Finally, Rappler Chief Executive Officer Maria Ressa revealed so starkly her delusions, the absurd extent her humongous lies about our country and the Duterte administration.
In a recent “60 Minutes” program of the American TV network CBS, she said: “The situation in Manila is far worse than any war zone that I’ve been in. In a war zone you know exactly where the threats are coming from. I plan my way in and we plan our way out and you’re there for a limited period of time. We’ve been living through three years of this kind of hell.”
For somebody who pontificates in detail how to act in a war zone, Ressa was never a war correspondent
To bolster her credibility, the “60 Minutes” interviewer, Bill Whitaker, even exaggerated Ressa’s background as a “war correspondent.” In Whitaker’s very first statement in his introduction to his interview, he says, “For more than 30 years, Filipino journalist Maria Ressa has risked her life in war zones.”
As a CNN foreign correspondent (she was an American citizen) the only countries Ressa covered was the Philippines from 1988 to 1995 and then Indonesia from 1995 to 2005, hardly war zones. She was recruited because she had a Filipino mother and an Indonesian parent, whose family networks, the CNN thought, made it easy for anybody, even for a greenhorn or even for one with a lackluster performance in one job, to cover the two countries. Ressa was recruited in that period when most media men thought CNN didn’t have chance against media giants ABC, CBS, NBC and CBN. And after all, CNN paid pittance salaries that few journalist dreaming to become a “foreign correspondent” thought of joining.

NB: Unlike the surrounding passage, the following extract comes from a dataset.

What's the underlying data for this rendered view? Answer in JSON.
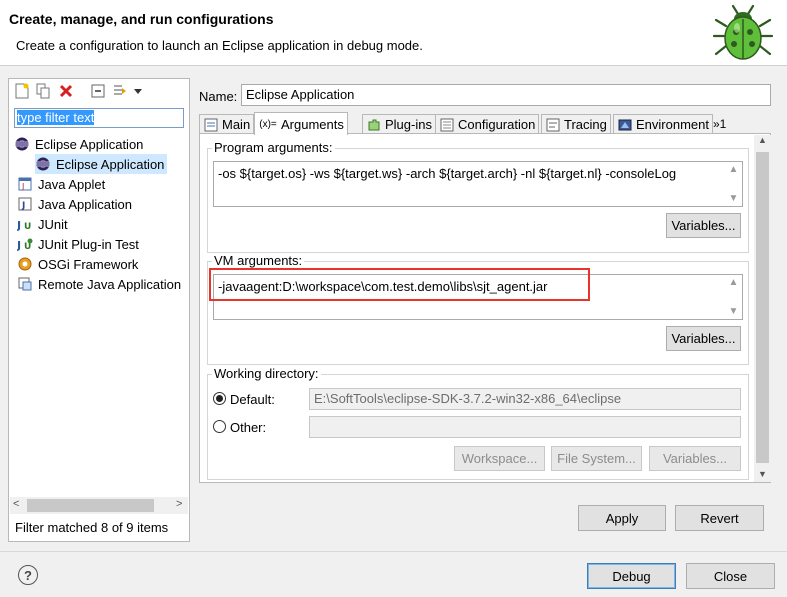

PRESIDENT Duterte’s appointment of the unoccupied Vice President Leonor Robredo as vice chairman of the Inter-Agency Committee on Anti-Illegal Drugs (ICAD) was certainly unexpected. Just as unexpected was Robredo’s near-immediate acceptance of the appointment.
Perhaps it is a reflection of our sick political culture that many of the reactions to this turn of events pontificated on Duterte’s political motivation. For example, one early reaction was that it was a a devious move (if she had rejected it) for him to unmask the Vice President’s hollowness, that she was all blah-blah against the war on drugs, but really wouldn’t want to be waking up every morning to do some real work.
The Yellows, on the other hand, are applauding Robredo’s decision, claiming that it turns out to be a big mistake for Duterte, who thought that she wouldn’t call his bluff. One such couldn’t help herself from showing her glee, writing in her column: “Look whose star has risen in the firmament.” On the other hand, another anti-Duterte critic wrote:”Duterte is cleverly setting up Robredo as a scapegoat, for the failure of the war vs drugs. “
Hold on. Forget whatever motivation Duterte may have, and just focus on what the President did objectively.
Not because of the leadership but simply because she occupies the highest ranking post in government, Robredo is chairman of the Liberal Party, its symbolic head. And the Liberal Party is the opposition party, isn’t it? (more…)
Second of 4 parts THE colossal hoax contrived in 1974 by the insurgent Moro National Liberation Front (MNLF) of an alleged massacre of 1,500 Muslims in a barangay called Malisbong in Sultan Kudarat province, was intended to rouse to anger Muslim Arab leaders, especially the fiery Libyan strongman Muammar Gaddafi, so they would support, with their newfound oil wealth, the fledgling Moro insurgency.
The idea came from the propaganda success of the so-called Jabidah “massacre,” another hoax — that earlier case a concoction of then opposition leader Benigno Aquino Jr. — which had convinced many Muslim students in Manila to join the MNLF. Because “Jabidah” revealed Marcos’ secret plans to invade Sabah, it prodded Malaysia into throwing its full support behind the MNLF, giving it huge funds to buy arms, training its first corps of military officers, and providing its leaders refuge in their territory.